An amendment to the state water code signed by Gov. Jerry Brown will allow the Coachella Valley Water District to prepare for the next wave of housing development that is expected to grow atop what is now farmland.
Senate Bill 171, which was backed by state Sen. Ben Hueso, establishes a process for the water district to propose and collect fees from residential customers who benefit from the drainage system in the eastern portion of the valley. Those fees would be used to pay for the operation and maintenance of the drainage system.
The law amending the state’s water code, which was signed by the governor on Friday, doesn’t guarantee that fees will necessarily be collected from homeowners in CVWD’s service area.

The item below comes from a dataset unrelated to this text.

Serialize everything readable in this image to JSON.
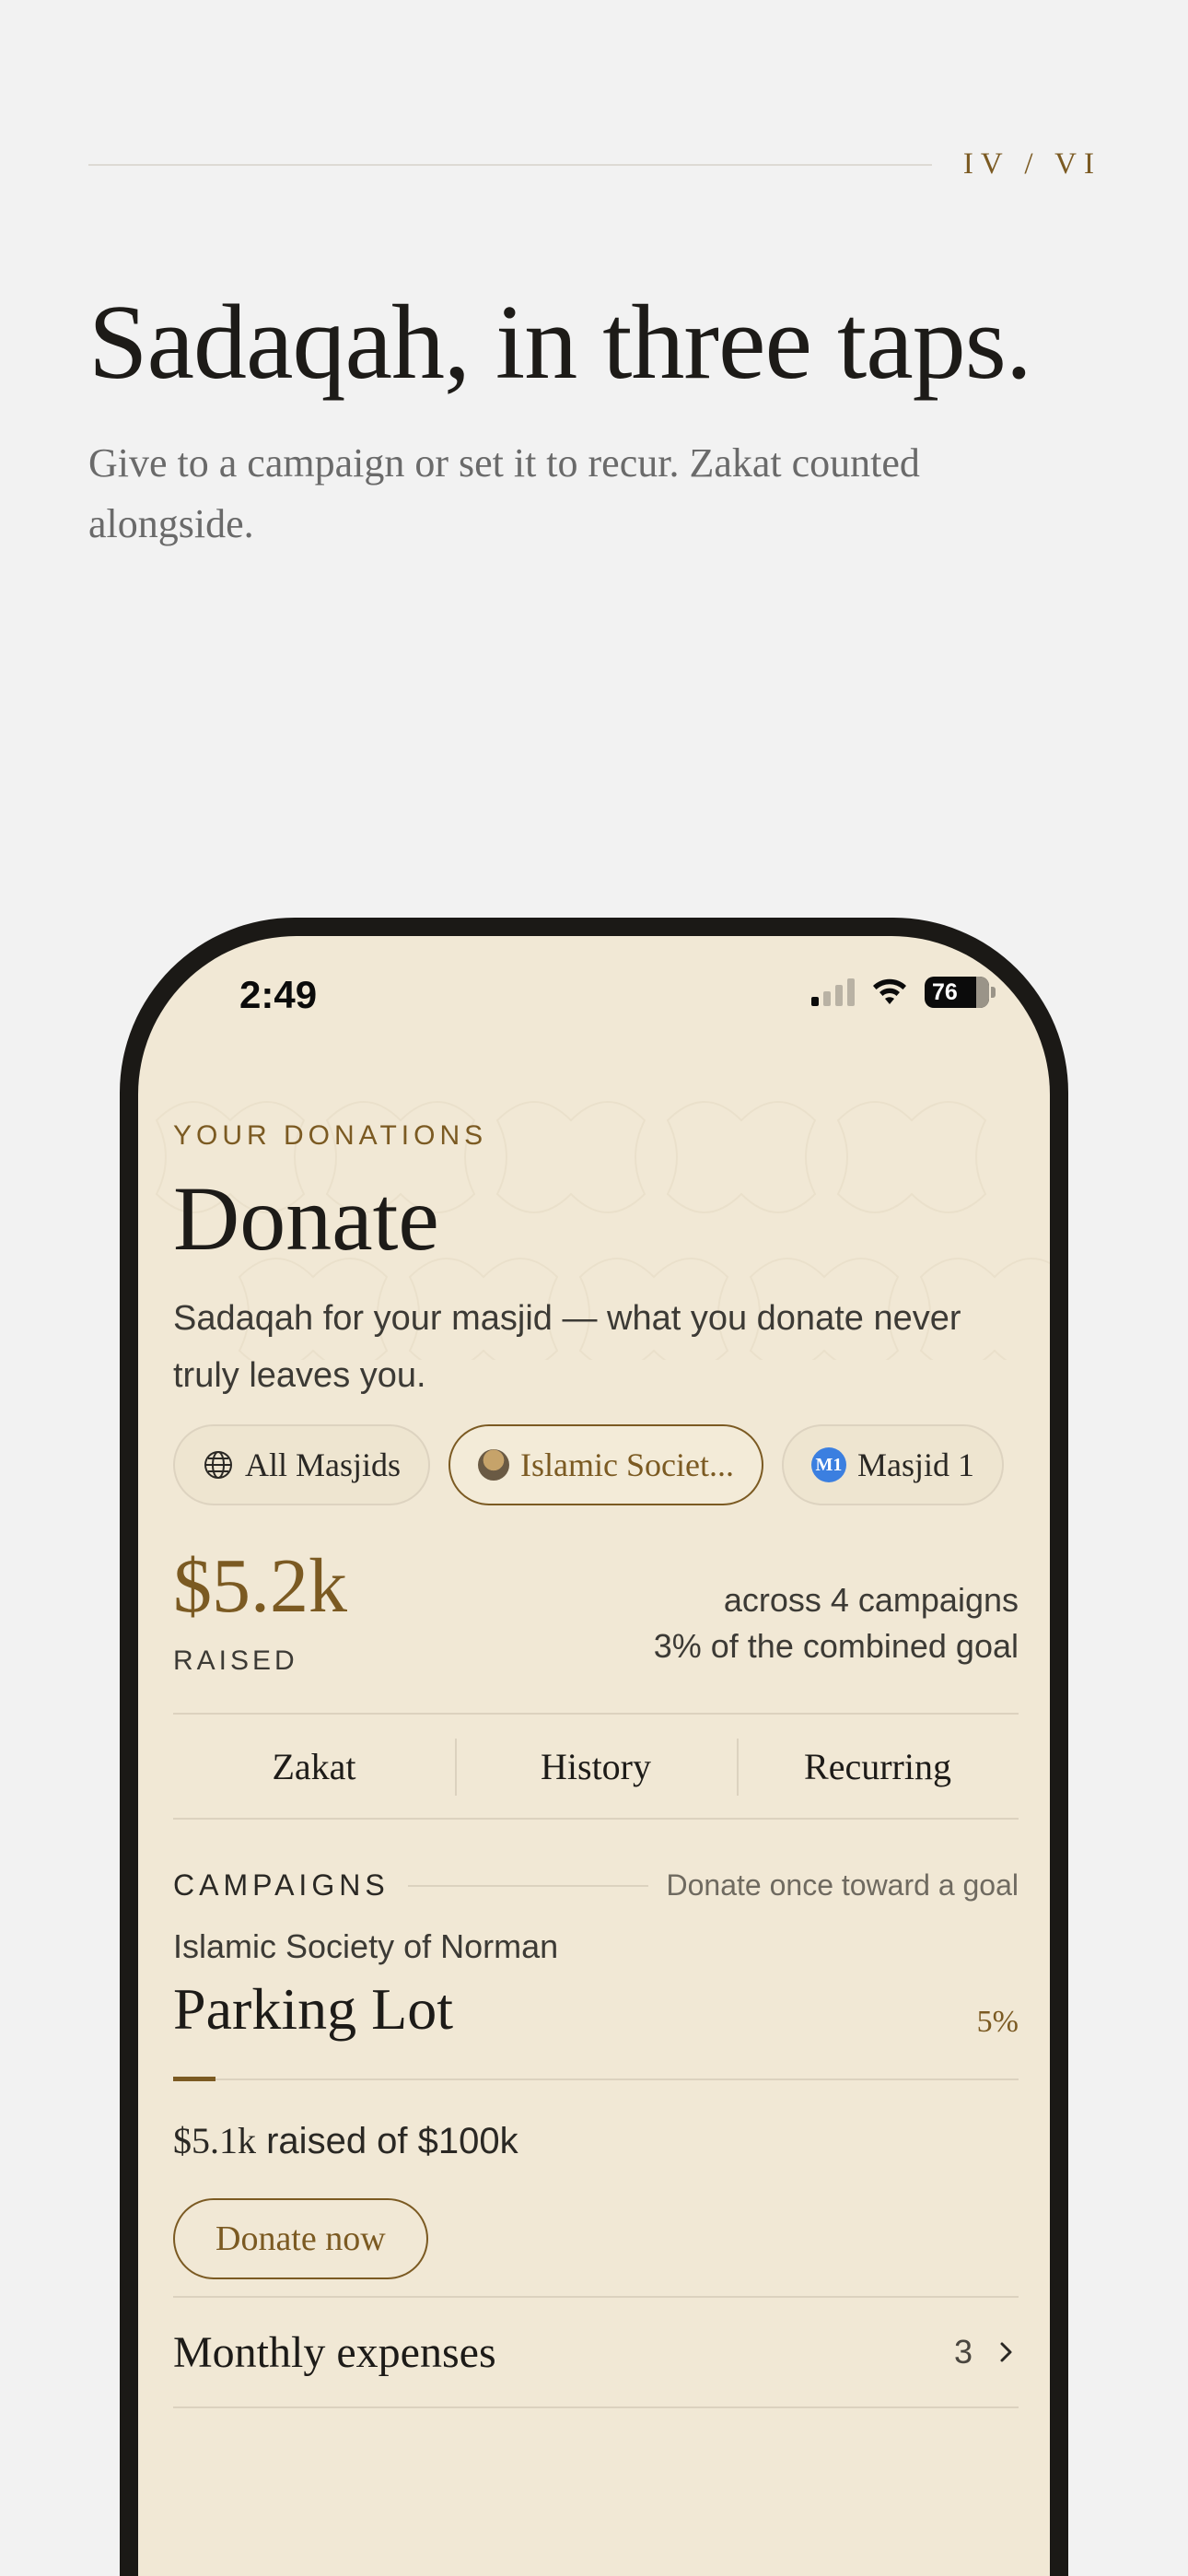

When CVWD eventually decides to pursue those fees, the district would have to send out notices and convene a public hearing, adhering to conditions spelled out under Proposition 218.

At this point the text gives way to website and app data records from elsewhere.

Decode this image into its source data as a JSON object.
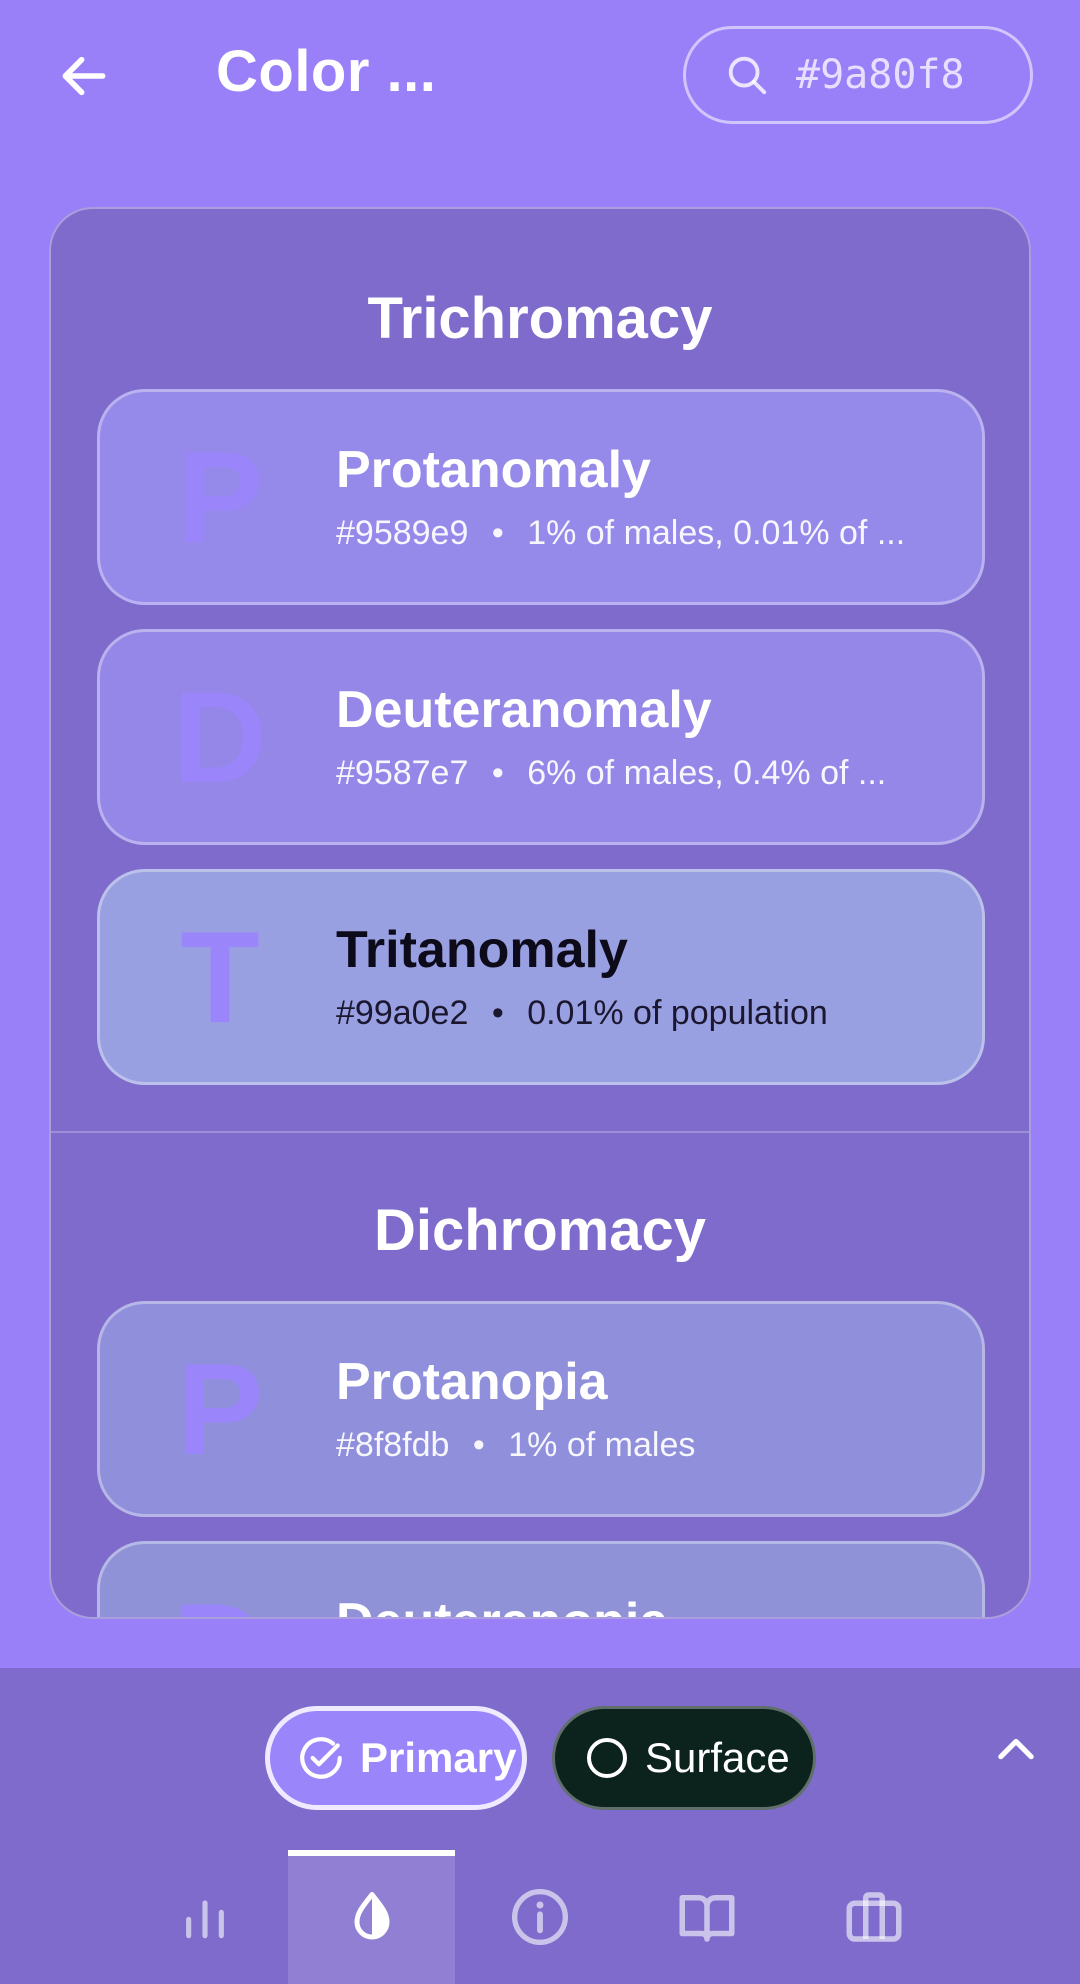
{
  "header": {
    "title": "Color ...",
    "back_icon": "arrow-left-icon",
    "search": {
      "icon": "search-icon",
      "value": "#9a80f8"
    }
  },
  "sections": [
    {
      "title": "Trichromacy",
      "items": [
        {
          "letter": "P",
          "name": "Protanomaly",
          "hex": "#9589e9",
          "description": "1% of males, 0.01% of ...",
          "background": "#9589e9"
        },
        {
          "letter": "D",
          "name": "Deuteranomaly",
          "hex": "#9587e7",
          "description": "6% of males, 0.4% of ...",
          "background": "#9587e7"
        },
        {
          "letter": "T",
          "name": "Tritanomaly",
          "hex": "#99a0e2",
          "description": "0.01% of population",
          "background": "#99a0e2"
        }
      ]
    },
    {
      "title": "Dichromacy",
      "items": [
        {
          "letter": "P",
          "name": "Protanopia",
          "hex": "#8f8fdb",
          "description": "1% of males",
          "background": "#8f8fdb"
        },
        {
          "letter": "D",
          "name": "Deuteranopia",
          "hex": "",
          "description": "",
          "background": "#8f92d7"
        }
      ]
    }
  ],
  "separator": "•",
  "controls": {
    "primary_chip": {
      "label": "Primary",
      "icon": "check-circle-icon",
      "selected": true
    },
    "surface_chip": {
      "label": "Surface",
      "icon": "circle-icon",
      "selected": false
    },
    "expand_icon": "chevron-up-icon"
  },
  "bottom_nav": [
    {
      "icon": "bar-chart-icon",
      "active": false
    },
    {
      "icon": "water-drop-icon",
      "active": true
    },
    {
      "icon": "info-icon",
      "active": false
    },
    {
      "icon": "book-icon",
      "active": false
    },
    {
      "icon": "briefcase-icon",
      "active": false
    }
  ],
  "colors": {
    "background": "#9a80f8",
    "panel": "#7e6bcb",
    "accent": "#9b85fb",
    "surface_chip": "#0b231c",
    "text": "#ffffff"
  }
}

“There are no plans yet to create new fees, nor has there been a study of what those would be,” said CVWD spokeswoman Heather Engel. “This just gives us the option, if the time comes.”
That time may come when the next housing construction boom eventually reaches the eastern Coachella Valley.
The drainage system’s costs are now covered by the rates farmers pay for irrigation water.
As farmland is converted to subdivisions, the water district would otherwise have had to create an assessment district to keep funding flowing to the drainage system. The water agency says that would have been possible but would have costlier and time-consuming.
Hueso is a San Diego Democrat whose district spans three counties and includes parts of the Coachella Valley. The valley’s two Assembly members, Democrat V. Manuel Pérez and Republican Brian Nestande, also supported the bill when it passed the Assembly in July.